Yolngu cleared their airstrips mainly by hand and built their early houses using homeland timber, with supervision of qualified builders and working together with the assistance of a development worker from the Mission. In 1985, in order to further their wish to live on their country and develop their homeland communities through the provision of service and infrastructure, they established the Laynhapuy Homelands Aboriginal Corporation. (LHAC or 'Laynha', previously known as Laynhapuy Homelands Association Inc).
Laynha nowThe Laynha Board are Barayuwa Mununggurr (Chairman), Waka Mununggurr (Vice Chairman), Djipu Burarrwanga, Waturr Gumana, Yananymul Mununggurr, Yangipuy Wanambi, Mayila Wunungmurra, and independent directors Leah Fricke and Bill Gray.
Laynha is member-owned, with no statutory or other powers. The homelands are on Aboriginal land held as inalienable freehold title by the Arnhem Land Aboriginal Lands Trust established under the Commonwealth’s Aboriginal Land Rights Act (Northern Territory) 1976.
Laynha now services some 30 homeland communities, with a population of about 1100 Yolngu residents across the region and approximately 1400 including regular visitors (Morphy, 2010).
The Laynha GIHS department maintains houses, airstrips, water and power systems, provides municipal services and operates a mechanical workshop in Yirrkala, and is also responsible for some 540km of minor roads connecting homelands to the Central Arnhem Highway. Health and Community Services provide primary health care and also Youth and Money Management programs across the homelands. The Yirralka Rangers deliver land and sea management programs throughout the Laynhapuy Indigenous Protected Area (IPA). Laynha Air is a light aviation company supporting homelands travel.

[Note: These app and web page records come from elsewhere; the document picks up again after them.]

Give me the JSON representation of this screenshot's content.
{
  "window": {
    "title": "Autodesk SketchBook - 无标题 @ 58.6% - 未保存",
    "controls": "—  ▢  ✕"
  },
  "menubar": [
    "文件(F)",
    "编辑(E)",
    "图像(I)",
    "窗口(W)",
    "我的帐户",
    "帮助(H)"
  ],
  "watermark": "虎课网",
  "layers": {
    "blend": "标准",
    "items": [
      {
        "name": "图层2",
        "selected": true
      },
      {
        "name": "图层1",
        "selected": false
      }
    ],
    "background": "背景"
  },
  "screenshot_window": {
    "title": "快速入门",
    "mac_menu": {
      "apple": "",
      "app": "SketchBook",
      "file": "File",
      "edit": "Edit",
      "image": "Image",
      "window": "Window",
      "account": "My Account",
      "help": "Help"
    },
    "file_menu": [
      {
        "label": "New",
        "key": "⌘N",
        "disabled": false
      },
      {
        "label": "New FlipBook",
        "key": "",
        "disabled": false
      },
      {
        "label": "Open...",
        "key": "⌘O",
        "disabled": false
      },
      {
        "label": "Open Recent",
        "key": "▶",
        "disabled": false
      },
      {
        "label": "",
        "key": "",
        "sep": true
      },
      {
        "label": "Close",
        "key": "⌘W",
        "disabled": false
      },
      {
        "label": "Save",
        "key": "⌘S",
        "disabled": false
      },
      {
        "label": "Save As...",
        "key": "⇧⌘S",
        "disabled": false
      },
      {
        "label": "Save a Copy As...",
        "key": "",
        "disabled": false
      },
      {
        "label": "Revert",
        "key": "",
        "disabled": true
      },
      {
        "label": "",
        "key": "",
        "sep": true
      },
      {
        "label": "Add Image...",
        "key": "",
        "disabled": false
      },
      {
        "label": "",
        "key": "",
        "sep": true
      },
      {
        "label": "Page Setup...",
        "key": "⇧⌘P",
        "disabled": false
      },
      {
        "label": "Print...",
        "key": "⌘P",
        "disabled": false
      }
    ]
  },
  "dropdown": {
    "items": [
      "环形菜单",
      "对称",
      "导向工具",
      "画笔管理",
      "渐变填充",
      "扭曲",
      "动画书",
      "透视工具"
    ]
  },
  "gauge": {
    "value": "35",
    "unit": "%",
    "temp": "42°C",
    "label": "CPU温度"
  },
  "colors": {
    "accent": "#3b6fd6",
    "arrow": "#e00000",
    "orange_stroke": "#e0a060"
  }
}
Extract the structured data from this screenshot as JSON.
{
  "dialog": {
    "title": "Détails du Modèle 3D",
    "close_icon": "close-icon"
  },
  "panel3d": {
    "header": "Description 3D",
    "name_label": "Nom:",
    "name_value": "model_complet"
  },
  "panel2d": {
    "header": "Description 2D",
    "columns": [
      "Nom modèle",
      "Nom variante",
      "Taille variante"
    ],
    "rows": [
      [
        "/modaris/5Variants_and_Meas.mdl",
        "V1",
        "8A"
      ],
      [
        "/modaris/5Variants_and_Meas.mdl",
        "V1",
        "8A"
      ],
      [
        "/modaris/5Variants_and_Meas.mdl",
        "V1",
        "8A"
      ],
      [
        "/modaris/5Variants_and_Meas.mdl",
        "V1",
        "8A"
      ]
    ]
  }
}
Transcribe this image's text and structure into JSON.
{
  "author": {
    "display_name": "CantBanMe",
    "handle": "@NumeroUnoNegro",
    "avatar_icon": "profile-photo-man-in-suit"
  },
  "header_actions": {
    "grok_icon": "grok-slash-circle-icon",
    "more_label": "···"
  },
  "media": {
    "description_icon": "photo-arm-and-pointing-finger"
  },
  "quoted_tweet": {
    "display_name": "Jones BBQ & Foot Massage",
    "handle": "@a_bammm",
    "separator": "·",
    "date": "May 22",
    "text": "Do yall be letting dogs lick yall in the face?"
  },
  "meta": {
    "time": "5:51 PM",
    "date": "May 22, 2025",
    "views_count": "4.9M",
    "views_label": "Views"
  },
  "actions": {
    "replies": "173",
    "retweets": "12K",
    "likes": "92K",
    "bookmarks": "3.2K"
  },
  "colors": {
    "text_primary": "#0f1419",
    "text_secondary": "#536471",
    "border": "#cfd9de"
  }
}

Each year Laynha holds the Waanga Wartangu Gathering of mala (clan) leaders, to talk together about aspirations and priorities across the homelands. Board and staff travel extensively in the homelands to work with leaders and communities, according to community action plans. Laynha works closely with other organisations in the region with shared interests in benefiting Yolngu communities and the homelands.